> [PROBLEM TO SOLVE]:
Hunt through the entries for the word "data" and copy each line in which it appears.

> [GIVEN RECORDS]:
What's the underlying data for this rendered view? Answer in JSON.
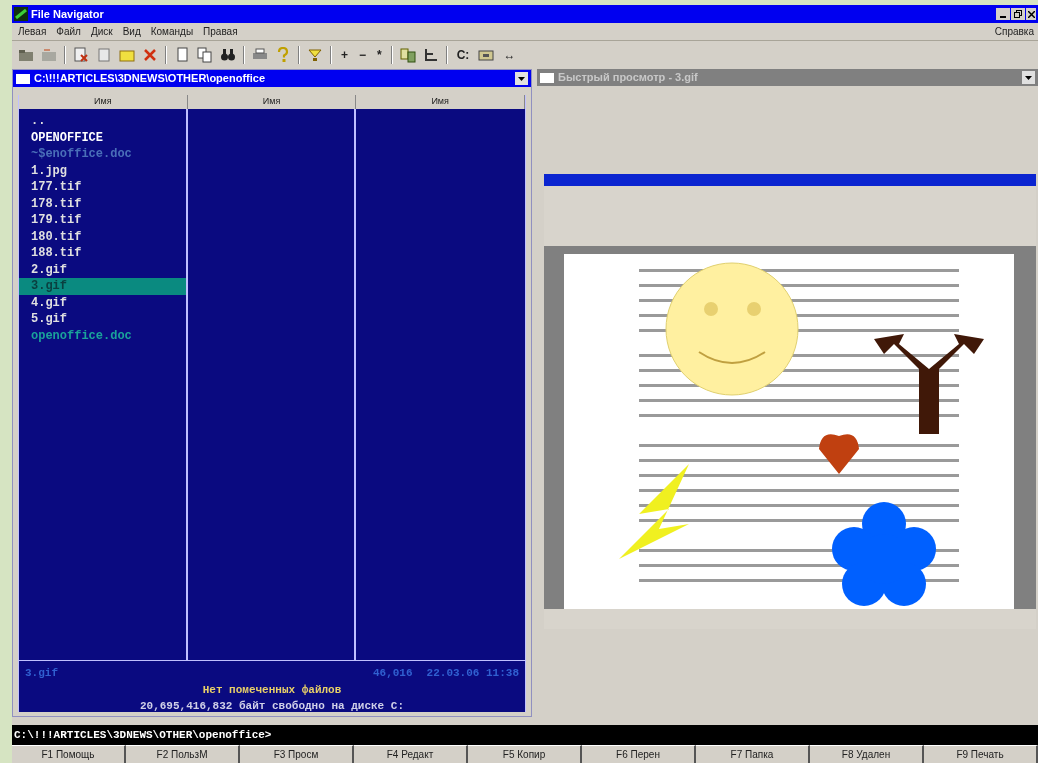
{
  "window": {
    "title": "File Navigator"
  },
  "menu": [
    "Левая",
    "Файл",
    "Диск",
    "Вид",
    "Команды",
    "Правая"
  ],
  "menu_right": "Справка",
  "toolbar": [
    {
      "kind": "icon"
    },
    {
      "kind": "icon"
    },
    {
      "kind": "sep"
    },
    {
      "kind": "icon"
    },
    {
      "kind": "icon"
    },
    {
      "kind": "icon"
    },
    {
      "kind": "icon"
    },
    {
      "kind": "sep"
    },
    {
      "kind": "icon"
    },
    {
      "kind": "icon"
    },
    {
      "kind": "icon"
    },
    {
      "kind": "sep"
    },
    {
      "kind": "icon"
    },
    {
      "kind": "icon"
    },
    {
      "kind": "sep"
    },
    {
      "kind": "icon"
    },
    {
      "kind": "sep"
    },
    {
      "kind": "text",
      "label": "+"
    },
    {
      "kind": "text",
      "label": "−"
    },
    {
      "kind": "text",
      "label": "*"
    },
    {
      "kind": "sep"
    },
    {
      "kind": "icon"
    },
    {
      "kind": "icon"
    },
    {
      "kind": "sep"
    },
    {
      "kind": "text",
      "label": "C:"
    },
    {
      "kind": "icon"
    },
    {
      "kind": "text",
      "label": "↔"
    }
  ],
  "left_panel": {
    "path": "C:\\!!!ARTICLES\\3DNEWS\\OTHER\\openoffice",
    "columns": [
      "Имя",
      "Имя",
      "Имя"
    ],
    "files": [
      {
        "name": "..",
        "kind": "file",
        "selected": false
      },
      {
        "name": "OPENOFFICE",
        "kind": "dir",
        "selected": false
      },
      {
        "name": "~$enoffice.doc",
        "kind": "hidden",
        "selected": false
      },
      {
        "name": "1.jpg",
        "kind": "file",
        "selected": false
      },
      {
        "name": "177.tif",
        "kind": "file",
        "selected": false
      },
      {
        "name": "178.tif",
        "kind": "file",
        "selected": false
      },
      {
        "name": "179.tif",
        "kind": "file",
        "selected": false
      },
      {
        "name": "180.tif",
        "kind": "file",
        "selected": false
      },
      {
        "name": "188.tif",
        "kind": "file",
        "selected": false
      },
      {
        "name": "2.gif",
        "kind": "file",
        "selected": false
      },
      {
        "name": "3.gif",
        "kind": "file",
        "selected": true
      },
      {
        "name": "4.gif",
        "kind": "file",
        "selected": false
      },
      {
        "name": "5.gif",
        "kind": "file",
        "selected": false
      },
      {
        "name": "openoffice.doc",
        "kind": "document",
        "selected": false
      }
    ],
    "status": {
      "file": "3.gif",
      "size": "46,016",
      "date": "22.03.06 11:38",
      "marked": "Нет помеченных файлов",
      "free": "20,695,416,832 байт свободно на диске C:"
    }
  },
  "right_panel": {
    "title": "Быстрый просмотр - 3.gif"
  },
  "command_line": "C:\\!!!ARTICLES\\3DNEWS\\OTHER\\openoffice>",
  "function_keys": [
    "F1 Помощь",
    "F2 ПользМ",
    "F3 Просм",
    "F4 Редакт",
    "F5 Копир",
    "F6 Перен",
    "F7 Папка",
    "F8 Удален",
    "F9 Печать"
  ]
}
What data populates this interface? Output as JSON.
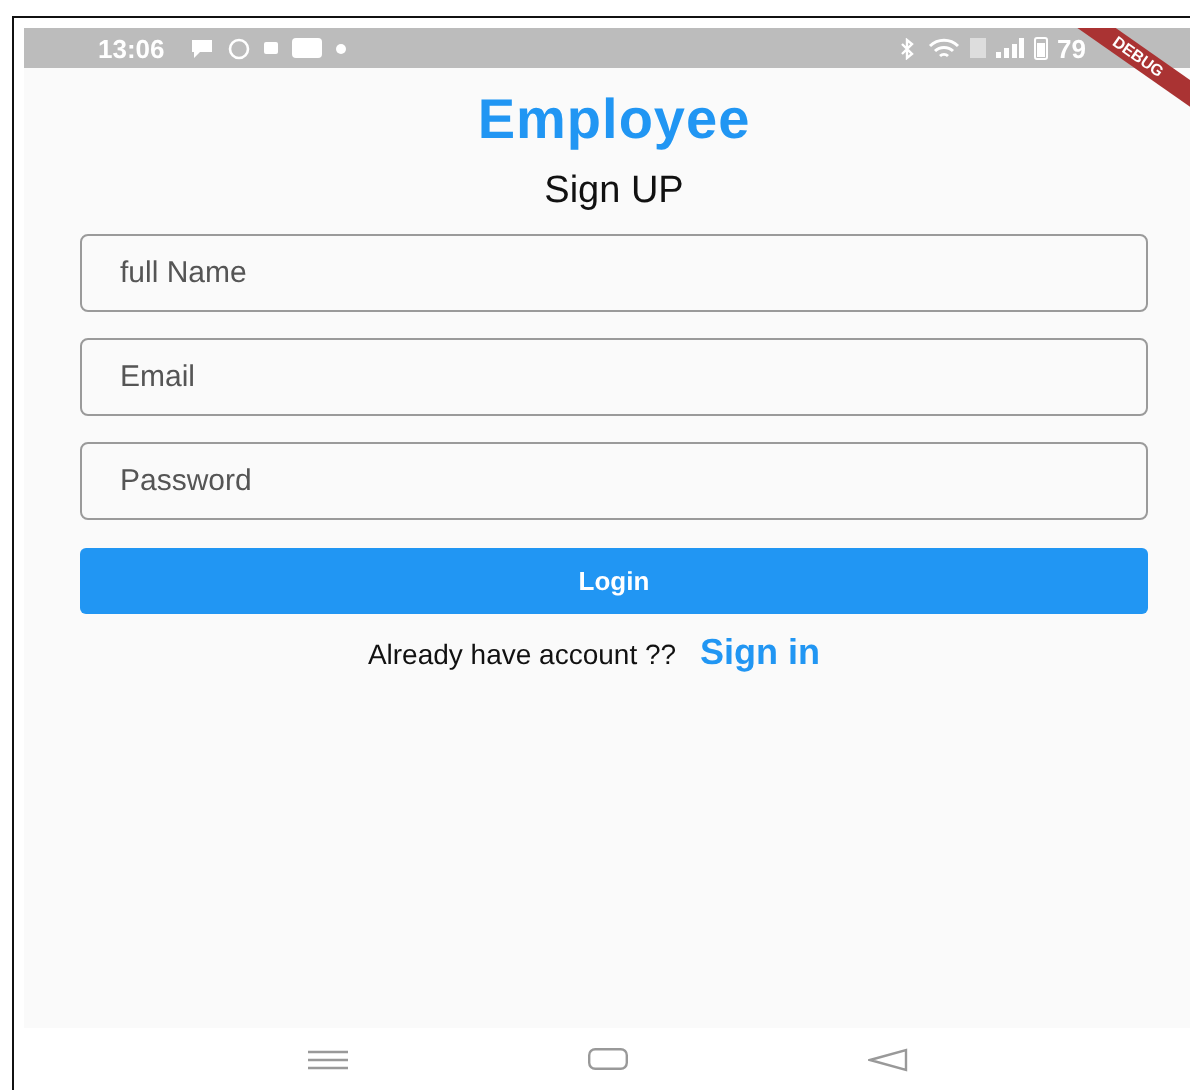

> [ANSWER BOX]:
What's the underlying data for this rendered view? Answer in JSON.
What data populates this interface? Output as JSON.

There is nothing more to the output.